#### [PROBLEM REQUIREMENTS]
Word for word, restate the entries below, but exclude the images.

┏━━

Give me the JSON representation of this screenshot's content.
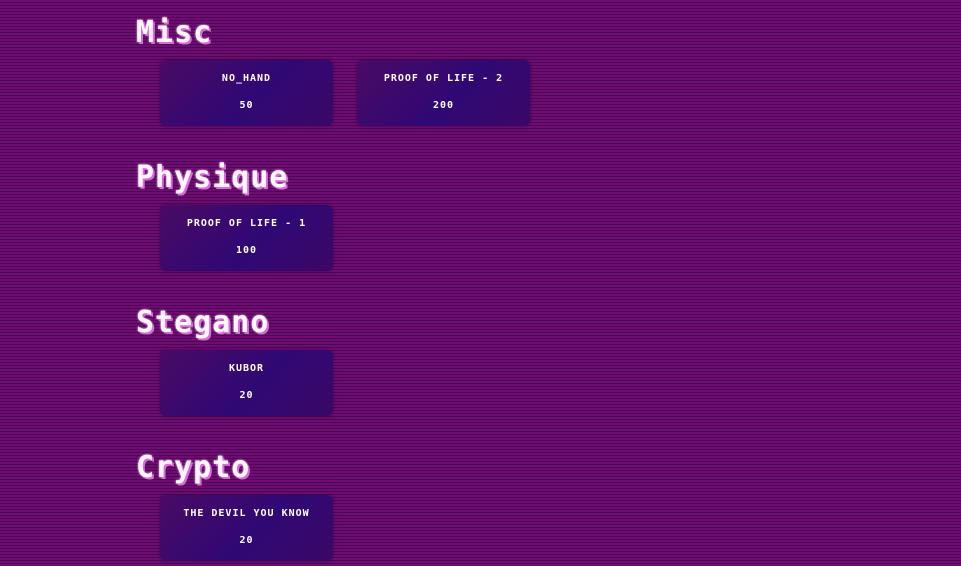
{
  "categories": [
    {
      "title": "Misc",
      "challenges": [
        {
          "name": "NO_HAND",
          "points": "50"
        },
        {
          "name": "PROOF OF LIFE - 2",
          "points": "200"
        }
      ]
    },
    {
      "title": "Physique",
      "challenges": [
        {
          "name": "PROOF OF LIFE - 1",
          "points": "100"
        }
      ]
    },
    {
      "title": "Stegano",
      "challenges": [
        {
          "name": "KUBOR",
          "points": "20"
        }
      ]
    },
    {
      "title": "Crypto",
      "challenges": [
        {
          "name": "THE DEVIL YOU KNOW",
          "points": "20"
        }
      ]
    }
  ]
}
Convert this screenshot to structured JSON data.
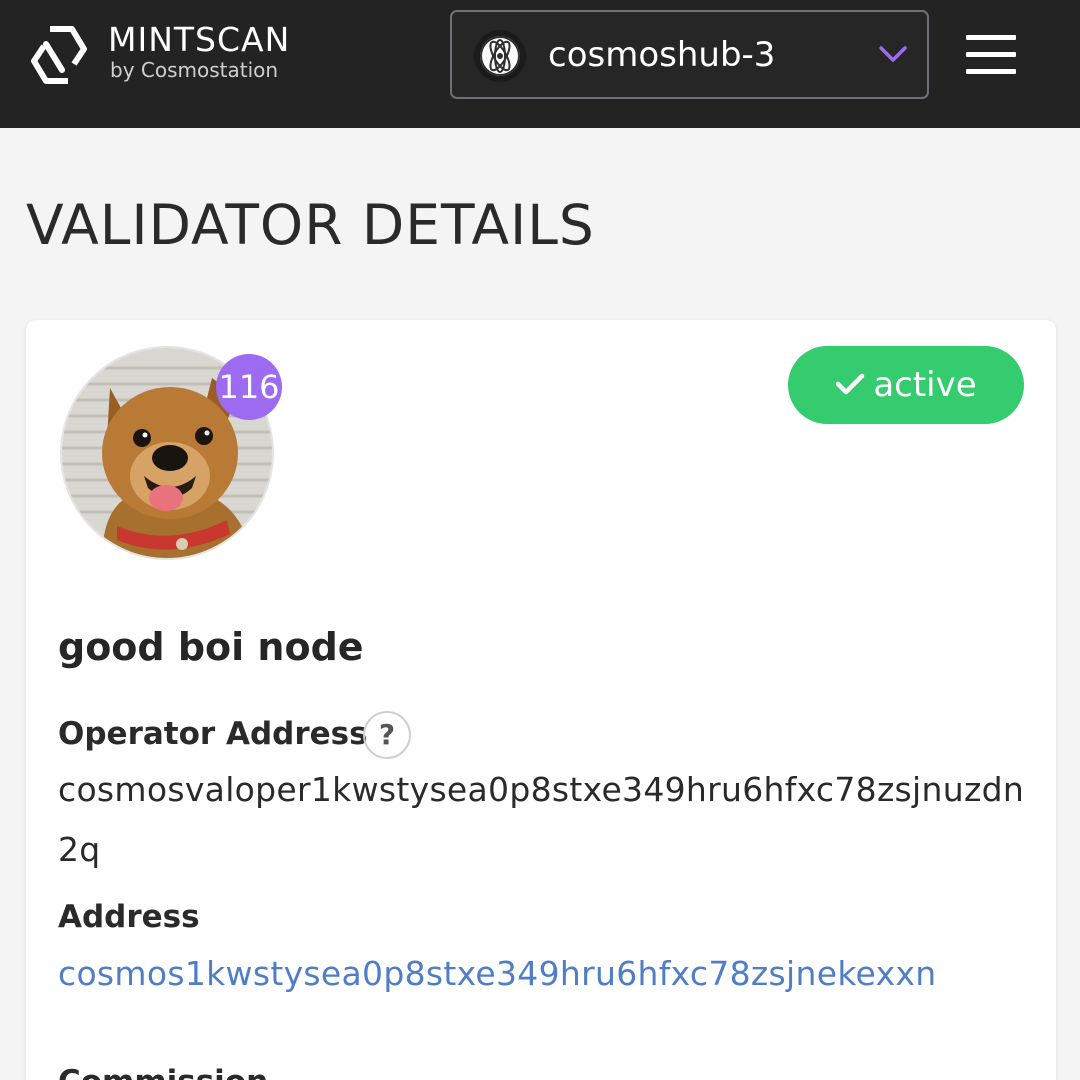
{
  "header": {
    "brand_title": "MINTSCAN",
    "brand_subtitle": "by Cosmostation",
    "chain_name": "cosmoshub-3",
    "accent_color": "#9c6bf2"
  },
  "page": {
    "title": "VALIDATOR DETAILS"
  },
  "validator": {
    "rank": "116",
    "status": "active",
    "status_color": "#35cb6f",
    "name": "good boi node",
    "operator_address_label": "Operator Address",
    "operator_address": "cosmosvaloper1kwstysea0p8stxe349hru6hfxc78zsjnuzdn2q",
    "help_icon_glyph": "?",
    "address_label": "Address",
    "address": "cosmos1kwstysea0p8stxe349hru6hfxc78zsjnekexxn",
    "next_label": "Commission"
  },
  "icons": {
    "logo": "mintscan-logo-icon",
    "chain": "cosmos-atom-icon",
    "dropdown": "chevron-down-icon",
    "menu": "hamburger-menu-icon",
    "status": "checkmark-icon",
    "help": "help-question-icon"
  }
}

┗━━

#### [REPLY TO THE EXERCISE]
Give me the JSON representation of this screenshot's content.
{
  "categories": [
    {
      "title": "Misc",
      "challenges": [
        {
          "name": "NO_HAND",
          "points": "50"
        },
        {
          "name": "PROOF OF LIFE - 2",
          "points": "200"
        }
      ]
    },
    {
      "title": "Physique",
      "challenges": [
        {
          "name": "PROOF OF LIFE - 1",
          "points": "100"
        }
      ]
    },
    {
      "title": "Stegano",
      "challenges": [
        {
          "name": "KUBOR",
          "points": "20"
        }
      ]
    },
    {
      "title": "Crypto",
      "challenges": [
        {
          "name": "THE DEVIL YOU KNOW",
          "points": "20"
        }
      ]
    }
  ]
}
Convert this screenshot to structured JSON data.
{
  "header": {
    "brand_title": "MINTSCAN",
    "brand_subtitle": "by Cosmostation",
    "chain_name": "cosmoshub-3",
    "accent_color": "#9c6bf2"
  },
  "page": {
    "title": "VALIDATOR DETAILS"
  },
  "validator": {
    "rank": "116",
    "status": "active",
    "status_color": "#35cb6f",
    "name": "good boi node",
    "operator_address_label": "Operator Address",
    "operator_address": "cosmosvaloper1kwstysea0p8stxe349hru6hfxc78zsjnuzdn2q",
    "help_icon_glyph": "?",
    "address_label": "Address",
    "address": "cosmos1kwstysea0p8stxe349hru6hfxc78zsjnekexxn",
    "next_label": "Commission"
  },
  "icons": {
    "logo": "mintscan-logo-icon",
    "chain": "cosmos-atom-icon",
    "dropdown": "chevron-down-icon",
    "menu": "hamburger-menu-icon",
    "status": "checkmark-icon",
    "help": "help-question-icon"
  }
}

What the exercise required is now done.